• [YOUR GOAL] All records, exactly as written, minus the pictures: copy them out.

[Excerpts from an interface dataset]

☆ ☆ ☆ ☆

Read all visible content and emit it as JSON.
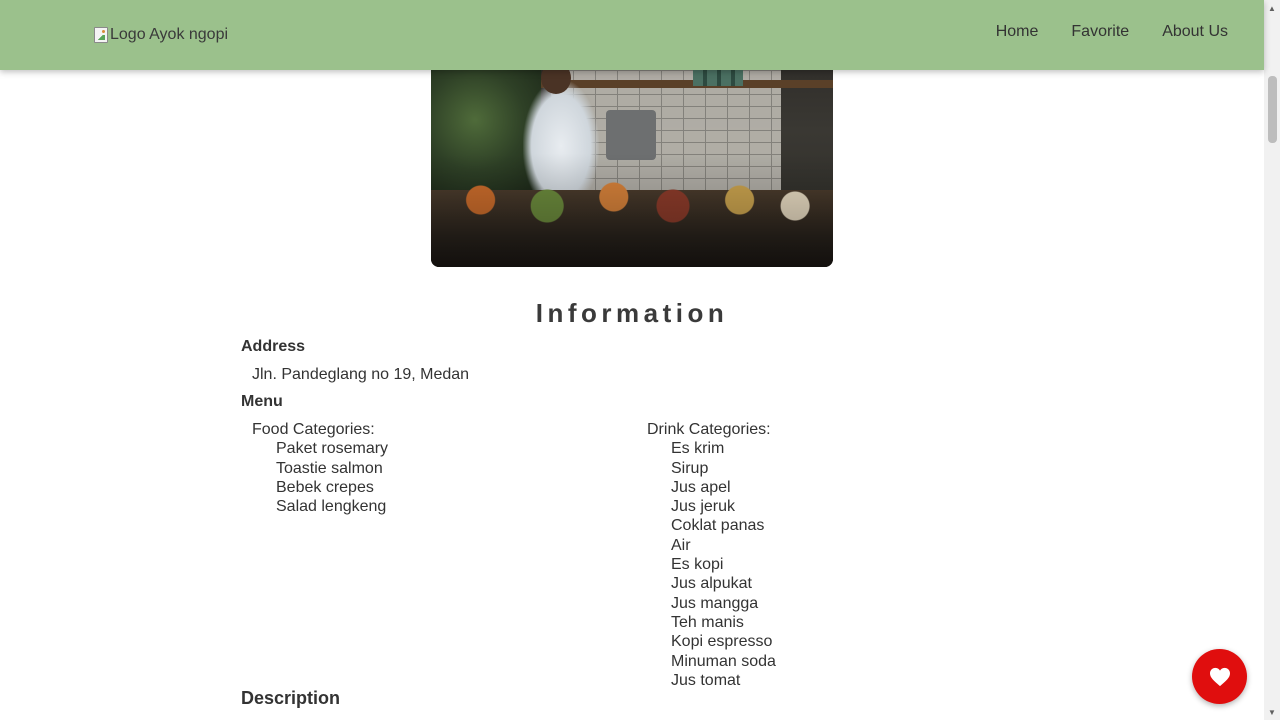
{
  "navbar": {
    "logo_alt": "Logo Ayok ngopi",
    "links": [
      {
        "label": "Home"
      },
      {
        "label": "Favorite"
      },
      {
        "label": "About Us"
      }
    ]
  },
  "info": {
    "title": "Information",
    "address_label": "Address",
    "address": "Jln. Pandeglang no 19, Medan",
    "menu_label": "Menu",
    "food": {
      "heading": "Food Categories:",
      "items": [
        "Paket rosemary",
        "Toastie salmon",
        "Bebek crepes",
        "Salad lengkeng"
      ]
    },
    "drink": {
      "heading": "Drink Categories:",
      "items": [
        "Es krim",
        "Sirup",
        "Jus apel",
        "Jus jeruk",
        "Coklat panas",
        "Air",
        "Es kopi",
        "Jus alpukat",
        "Jus mangga",
        "Teh manis",
        "Kopi espresso",
        "Minuman soda",
        "Jus tomat"
      ]
    },
    "description_label": "Description"
  },
  "favorite_button": {
    "icon": "heart-icon",
    "color": "#e00e0e"
  },
  "colors": {
    "navbar": "#9bc18c",
    "text": "#333333"
  }
}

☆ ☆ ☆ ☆

• [PROBLEM SOLUTION]
Read all visible content and emit it as JSON.
{
  "navbar": {
    "logo_alt": "Logo Ayok ngopi",
    "links": [
      {
        "label": "Home"
      },
      {
        "label": "Favorite"
      },
      {
        "label": "About Us"
      }
    ]
  },
  "info": {
    "title": "Information",
    "address_label": "Address",
    "address": "Jln. Pandeglang no 19, Medan",
    "menu_label": "Menu",
    "food": {
      "heading": "Food Categories:",
      "items": [
        "Paket rosemary",
        "Toastie salmon",
        "Bebek crepes",
        "Salad lengkeng"
      ]
    },
    "drink": {
      "heading": "Drink Categories:",
      "items": [
        "Es krim",
        "Sirup",
        "Jus apel",
        "Jus jeruk",
        "Coklat panas",
        "Air",
        "Es kopi",
        "Jus alpukat",
        "Jus mangga",
        "Teh manis",
        "Kopi espresso",
        "Minuman soda",
        "Jus tomat"
      ]
    },
    "description_label": "Description"
  },
  "favorite_button": {
    "icon": "heart-icon",
    "color": "#e00e0e"
  },
  "colors": {
    "navbar": "#9bc18c",
    "text": "#333333"
  }
}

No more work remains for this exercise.